Component data from apps and pages
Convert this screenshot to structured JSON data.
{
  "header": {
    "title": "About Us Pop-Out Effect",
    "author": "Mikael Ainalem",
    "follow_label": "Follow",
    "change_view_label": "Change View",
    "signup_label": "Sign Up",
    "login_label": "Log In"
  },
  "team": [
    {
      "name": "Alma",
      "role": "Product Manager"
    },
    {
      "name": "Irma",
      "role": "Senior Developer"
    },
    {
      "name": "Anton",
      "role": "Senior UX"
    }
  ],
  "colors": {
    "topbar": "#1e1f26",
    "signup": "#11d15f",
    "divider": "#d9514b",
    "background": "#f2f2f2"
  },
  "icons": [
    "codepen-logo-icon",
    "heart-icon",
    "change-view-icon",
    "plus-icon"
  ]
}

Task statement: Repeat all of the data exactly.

Result for this task:
Convert this screenshot to structured JSON data.
{
  "header": {
    "title": "About Us Pop-Out Effect",
    "author": "Mikael Ainalem",
    "follow_label": "Follow",
    "change_view_label": "Change View",
    "signup_label": "Sign Up",
    "login_label": "Log In"
  },
  "team": [
    {
      "name": "Alma",
      "role": "Product Manager"
    },
    {
      "name": "Irma",
      "role": "Senior Developer"
    },
    {
      "name": "Anton",
      "role": "Senior UX"
    }
  ],
  "colors": {
    "topbar": "#1e1f26",
    "signup": "#11d15f",
    "divider": "#d9514b",
    "background": "#f2f2f2"
  },
  "icons": [
    "codepen-logo-icon",
    "heart-icon",
    "change-view-icon",
    "plus-icon"
  ]
}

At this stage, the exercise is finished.